Wednesday, September 4, 2013

Canned versus fresh

One of the things that I am most proud of is that the food pantry I work in always offers fresh fruit and vegetables. Some comes from our own gardens, some from the Oregon Food Bank's garden, and most comes from gleaning projects and supermarkets. On delivery days from OFB, our big fridge has been filled to the brim with produce, to the point where I'm often scrambling to find room for everything. But because of all of that, we're able to offer people lettuce, tomatoes, carrots (oh lord, so many carrots), apples, berries, and so much more.

There is only one issue with the fresh food: There aren't many times after we close the pantry in which we can keep a lot of the produce for the next day we're open. So often times what happens is that at the end of the day, we bring the extra bread and produce to the low income buildings in the area. This definitely has some great qualities to it but one of the issues is always that we never know what might come in each day we're open. Some days we have huge quantities of all types of produce but other days, we might be low on many items but have massive amounts of carrots and nectarines. What we get for produce fluctuates every day.

That is the nice thing that canned food: it takes much longer for canned goods to go bad (weeks versus days). With cans, we're able to make sure that there's a bit more of a consistent stock of food.

The downside is that there's a reason canned food can take so long to go bad: preservatives. Often times, canned food is filled with things that aren't good for anyone but that's often times why they can last on shelves much longer.

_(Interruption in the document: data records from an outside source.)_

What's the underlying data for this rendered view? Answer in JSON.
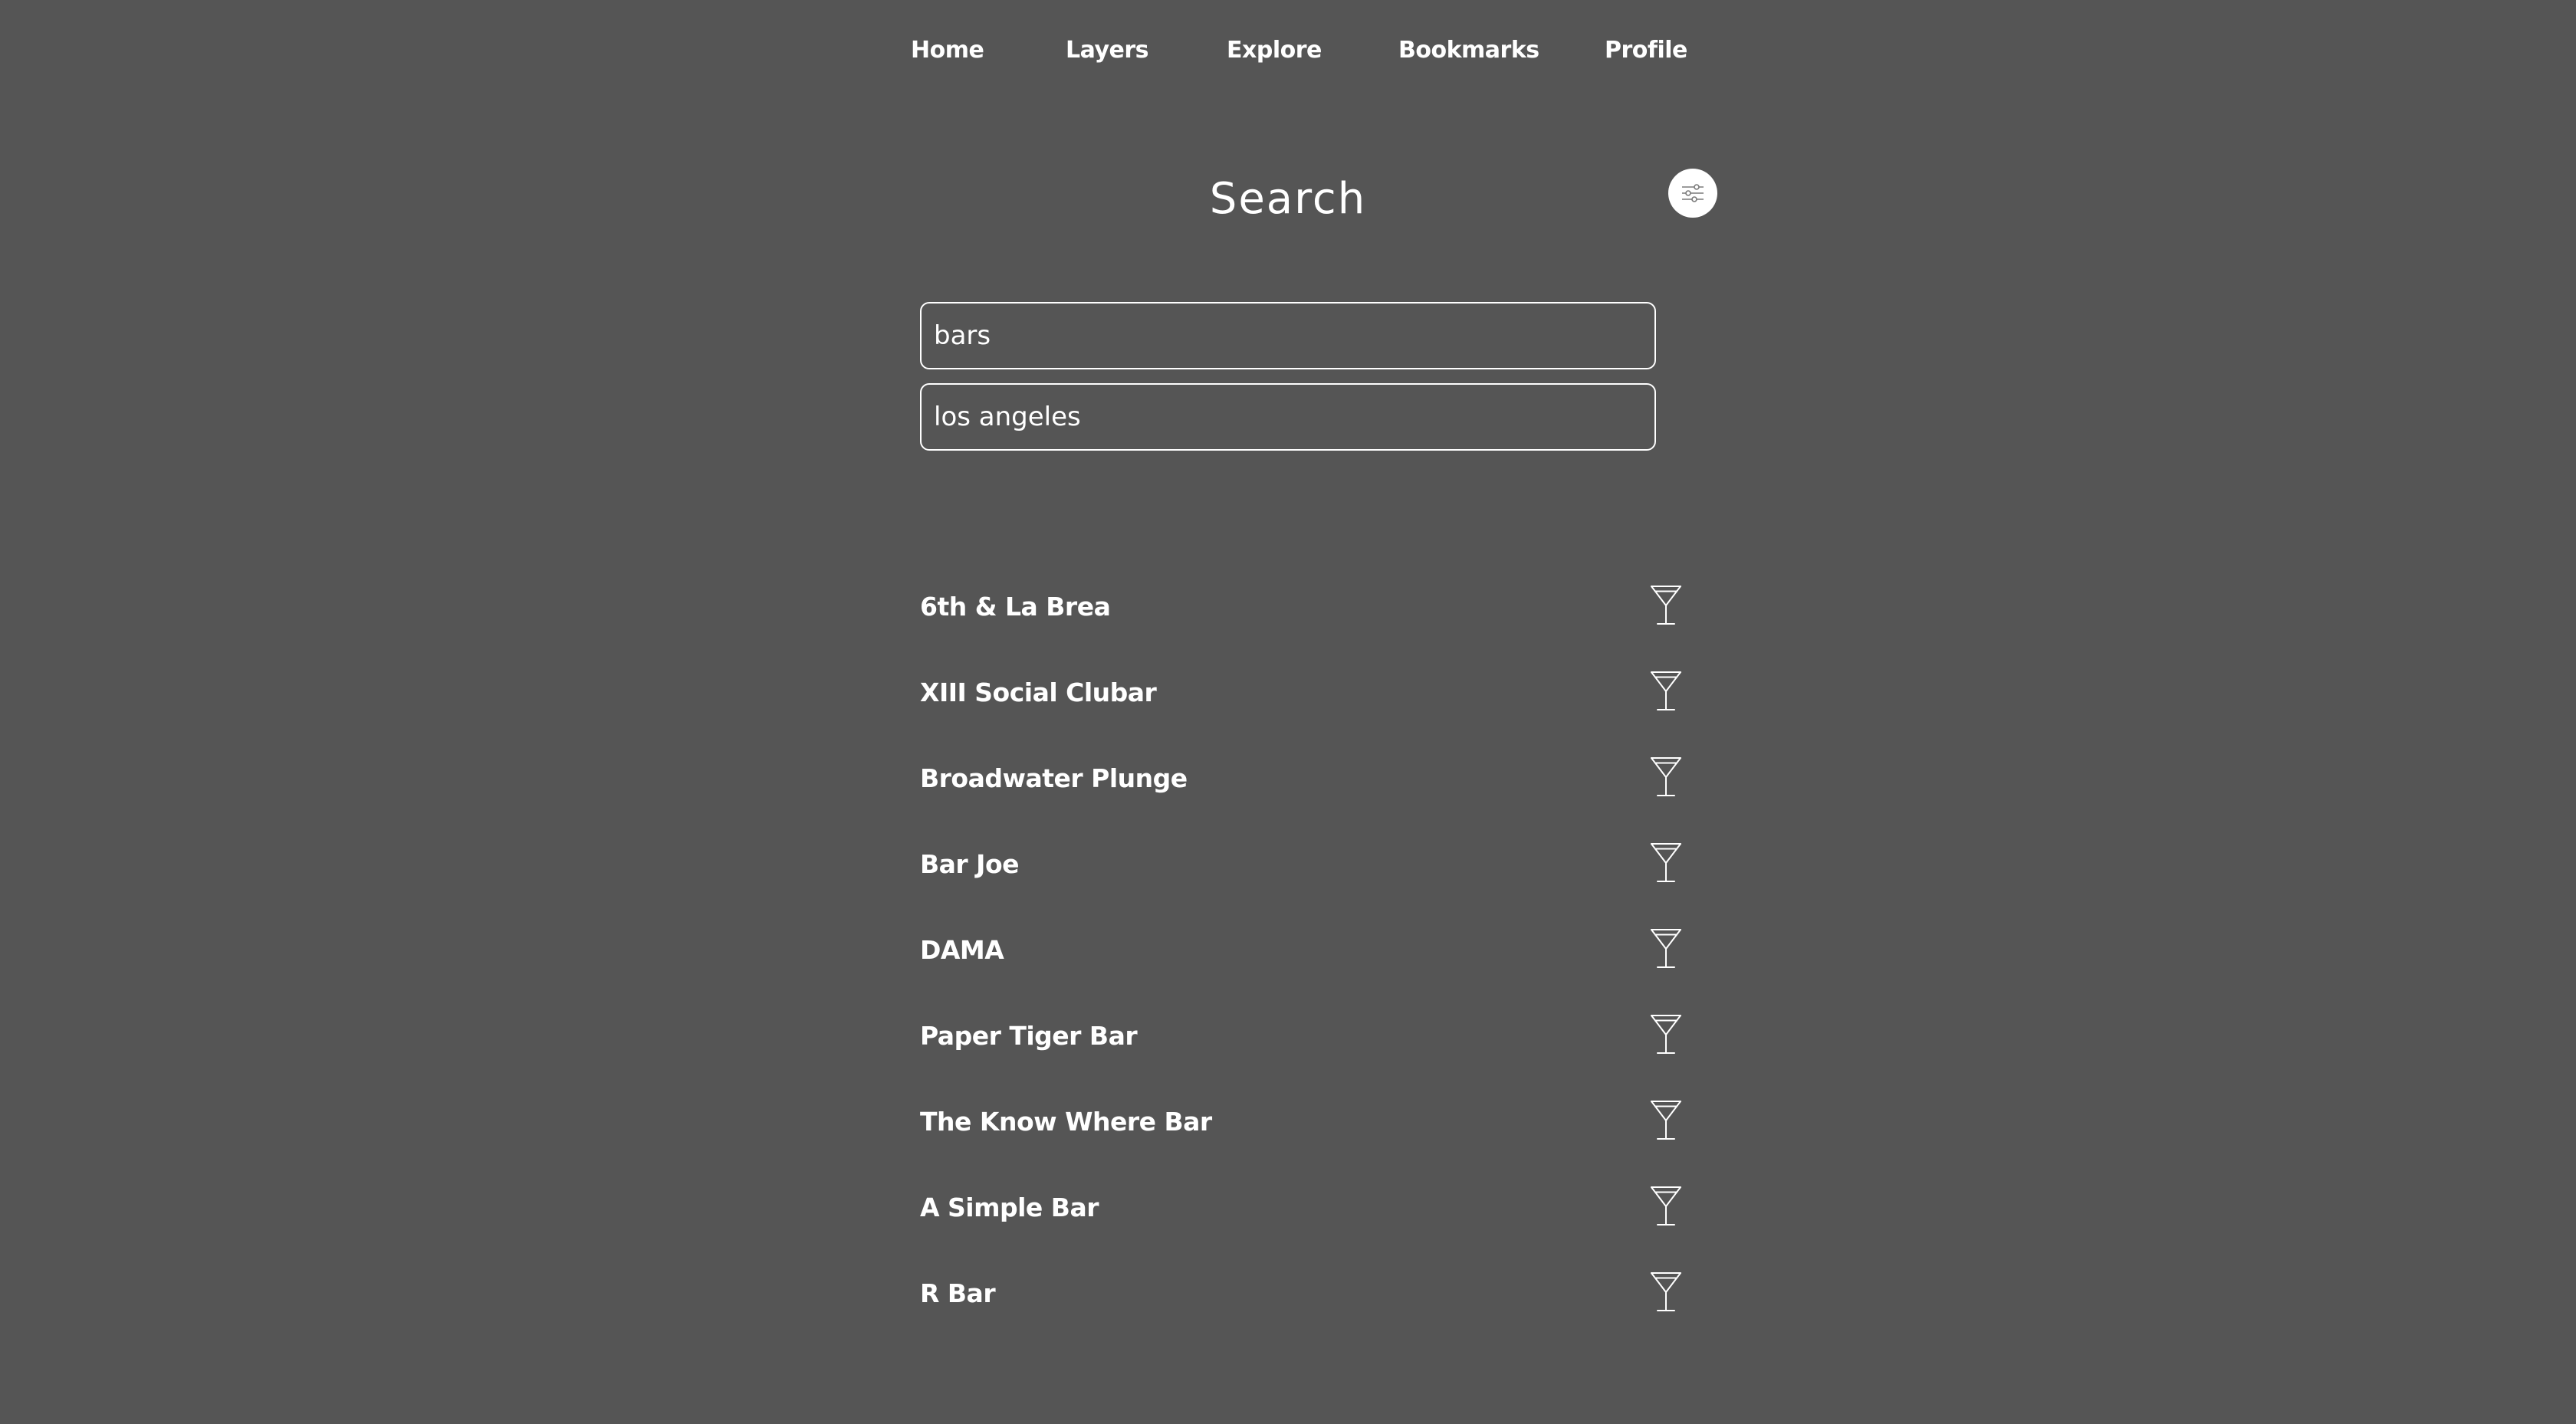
{
  "nav": {
    "items": [
      {
        "label": "Home"
      },
      {
        "label": "Layers"
      },
      {
        "label": "Explore"
      },
      {
        "label": "Bookmarks"
      },
      {
        "label": "Profile"
      }
    ]
  },
  "header": {
    "title": "Search",
    "filter_icon": "sliders-icon"
  },
  "search": {
    "what_value": "bars",
    "where_value": "los angeles"
  },
  "results": {
    "icon": "cocktail-glass-icon",
    "items": [
      {
        "name": "6th & La Brea"
      },
      {
        "name": "XIII Social Clubar"
      },
      {
        "name": "Broadwater Plunge"
      },
      {
        "name": "Bar Joe"
      },
      {
        "name": "DAMA"
      },
      {
        "name": "Paper Tiger Bar"
      },
      {
        "name": "The Know Where Bar"
      },
      {
        "name": "A Simple Bar"
      },
      {
        "name": "R Bar"
      }
    ]
  },
  "colors": {
    "background": "#555555",
    "foreground": "#ffffff"
  }
}
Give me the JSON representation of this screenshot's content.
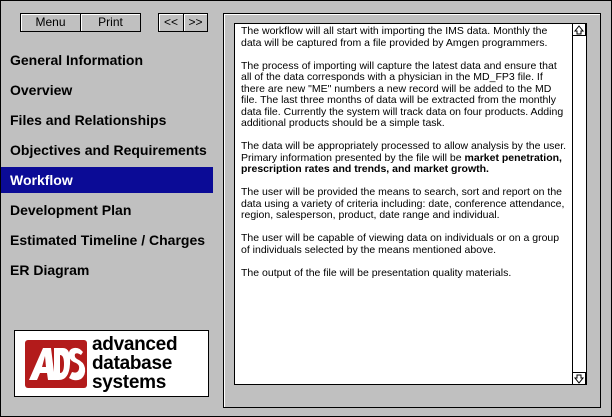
{
  "toolbar": {
    "menu_label": "Menu",
    "print_label": "Print",
    "prev_label": "<<",
    "next_label": ">>"
  },
  "nav": {
    "items": [
      {
        "label": "General Information"
      },
      {
        "label": "Overview"
      },
      {
        "label": "Files and Relationships"
      },
      {
        "label": "Objectives and Requirements"
      },
      {
        "label": "Workflow"
      },
      {
        "label": "Development Plan"
      },
      {
        "label": "Estimated Timeline / Charges"
      },
      {
        "label": "ER Diagram"
      }
    ],
    "active": "Workflow",
    "active_color": "#0b0b96"
  },
  "logo": {
    "mark": "ADS",
    "line1": "advanced",
    "line2": "database",
    "line3": "systems",
    "mark_color": "#b31b1b"
  },
  "content": {
    "p1": "The workflow will all start with importing the IMS data.  Monthly the data will be captured from a file provided by Amgen programmers.",
    "p2": "The process of importing will capture the latest data and ensure that all of the data corresponds with a physician in the MD_FP3 file.  If there are new \"ME\" numbers a new record will be added to the MD file.  The last three months of data will be extracted from the monthly data file.  Currently the system will track data on four products.  Adding additional products should be a simple task.",
    "p3_plain": "The data will be appropriately processed to allow analysis by the user.  Primary information presented by the file will be ",
    "p3_bold": "market penetration, prescription rates and trends, and market growth.",
    "p4": "The user will be provided the means to search, sort and report on the data using a variety of criteria including: date, conference attendance, region, salesperson, product, date range and individual.",
    "p5": "The user will be capable of viewing data on individuals or on a group of individuals selected by the means mentioned above.",
    "p6": "The output of the file will be presentation quality materials."
  },
  "scrollbar": {
    "up_icon": "arrow-up-icon",
    "down_icon": "arrow-down-icon"
  }
}
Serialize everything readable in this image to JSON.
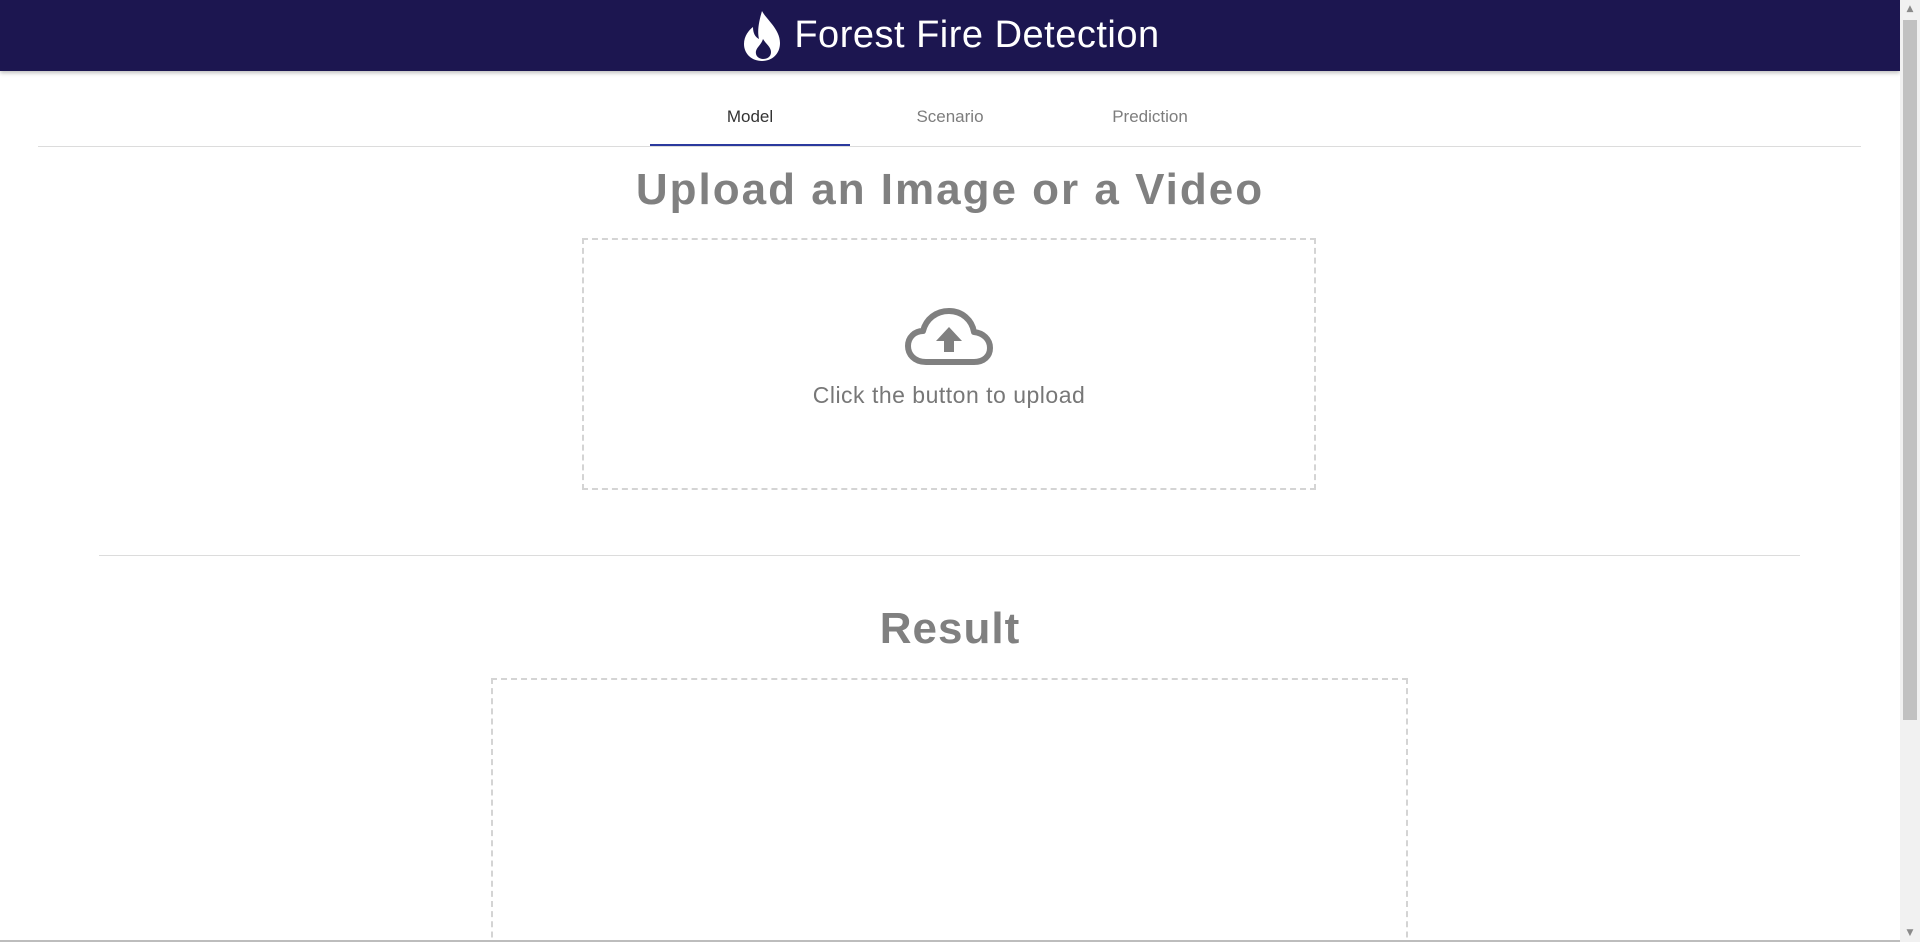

1 comment:

  1. This is a bit late but i enjoy hearing about this experience and the good work you are doing